More importantly, how does it feel in use? Is there a difference?
The difference is quite large. Gone is the squirrelly feeling. The control I was wanting is back. It just feels comfortable and easy to use.
Some constructional features: A screw was used to connect the handle …
A single screw was drilled through the handle. It locks into a metal insert in the body. A steel rod (aka nail) prevents twisting …
The base is scalloped out to ensure that it lies flush with the body …
Here is a comparison of three handle angles that work well on three different planes.
At the front is the HNT Gordon Trying Plane (18” long) with the centre-located mouth. The handle is the most vertical of all these planes.
In the middle is a 15” long jack plane with a 45 degree bed and a more traditional mouth location (about one-third back). The handle has the same forward angle as a Stanley plane.
At the rear is a 28” jointer with a 55 degree bed and a mouth placed about 40% back from the toe. The handle here is close to the trying plane. It is a heavy plane and pushed forward with the heel of the hand.

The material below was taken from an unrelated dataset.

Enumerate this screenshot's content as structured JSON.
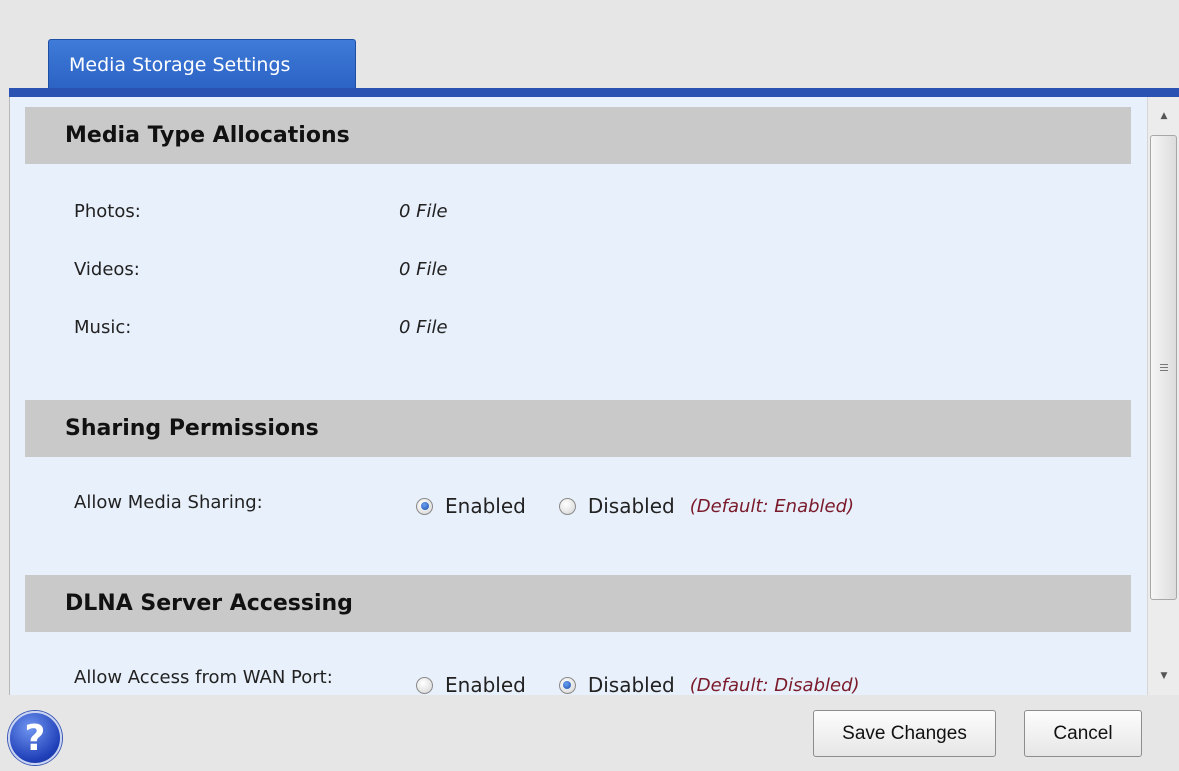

The choosing of a handle angle, and its placement, appears to be a combination of several factors and how these function as a system. A corollary is that altering the angle of the handle, and how one pushes a plane, affects the way the plane performs.
Regards from Perth